“The United States it is under attack, and we don’t have enough people learning the skills needed to protect us,” said Spencer DeGraw, LDSBC Information Technology Program Chair. “This is why NIATEC (National Information Assurance Training and Education Center) and other IT competitions are organized and promoted around the country.”
This year’s NIATEC Invitational Collegiate Cyber Defense Competition took place on Nov. 12 at Idaho State University. It lasted about 10 hours.
The cyber defense competition puts student teams in the role of system administrators attempting to defend their networks from aggressive attackers, who seek to cripple the availability of their systems. At the same time, the teams were responsible for developing and implementing security policy and controls to secure both the digital and technical environments.
NIATEC students have developed a dynamic virtual infrastructure and populated it within a creative scenario environment to produce a holistic security experience. Funding for the competition was provided by ISU Credit Union, with scholarship prizes for competitors donated by the National Security Agency.
17 teams came from Brigham Young University, Brigham Young University-Idaho, LDS Business College, Southern Utah University, University of Idaho, and Weber State University. LDSBC had two teams competing this year.
Each team worked on its own, with no input from advisors. The theme this year was Jurassic World.
“Our goal was to protect the dinosaur making business,” DeGraw said. “Our virtual technology servers included the incubator that made dinosaur eggs. If we lost power, we would lose the eggs. So, in the game, we had to make sure the hackers weren’t able to cut-off our power.”
Each team was given the same digital environment, with six servers. They had to fix what was vulnerable on the servers and defend themselves from the hackers.
At the conclusion of the competition, all the teams came together for the announcement of the top 10. Both LDSBC teams finished in the top 10, and one team took second place. LDSBC was the only school with a two-year program participating in the competition.

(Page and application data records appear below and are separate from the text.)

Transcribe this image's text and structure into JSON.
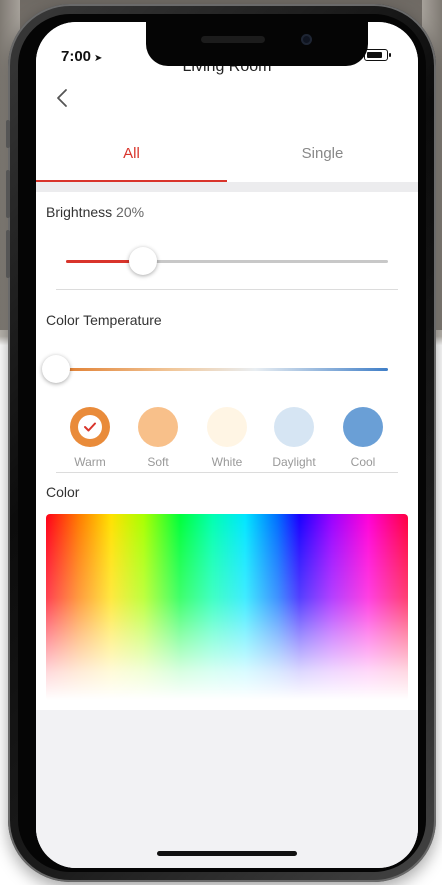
{
  "status_bar": {
    "time": "7:00",
    "location_icon": "location-arrow-icon",
    "signal_icon": "cellular-signal-icon",
    "wifi_icon": "wifi-icon",
    "battery_icon": "battery-icon"
  },
  "nav": {
    "back_icon": "chevron-left-icon",
    "title": "Living Room"
  },
  "tabs": [
    {
      "label": "All",
      "active": true
    },
    {
      "label": "Single",
      "active": false
    }
  ],
  "brightness": {
    "label": "Brightness",
    "value_text": "20%",
    "value": 0.2
  },
  "color_temperature": {
    "label": "Color Temperature",
    "value": 0.0,
    "presets": [
      {
        "label": "Warm",
        "color": "#e98b3a",
        "selected": true
      },
      {
        "label": "Soft",
        "color": "#f8c08a",
        "selected": false
      },
      {
        "label": "White",
        "color": "#fff5e4",
        "selected": false
      },
      {
        "label": "Daylight",
        "color": "#d6e5f3",
        "selected": false
      },
      {
        "label": "Cool",
        "color": "#6a9fd6",
        "selected": false
      }
    ]
  },
  "color": {
    "label": "Color"
  },
  "colors": {
    "accent": "#d9342b",
    "slider_track": "#c8c8c8"
  }
}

“The fact that we took second place is a really big deal,” said DeGraw, “because we were up against big schools with large budgets and accomplished programs. It shows that LDSBC’s IT program can hold its own and is among the best in the region.”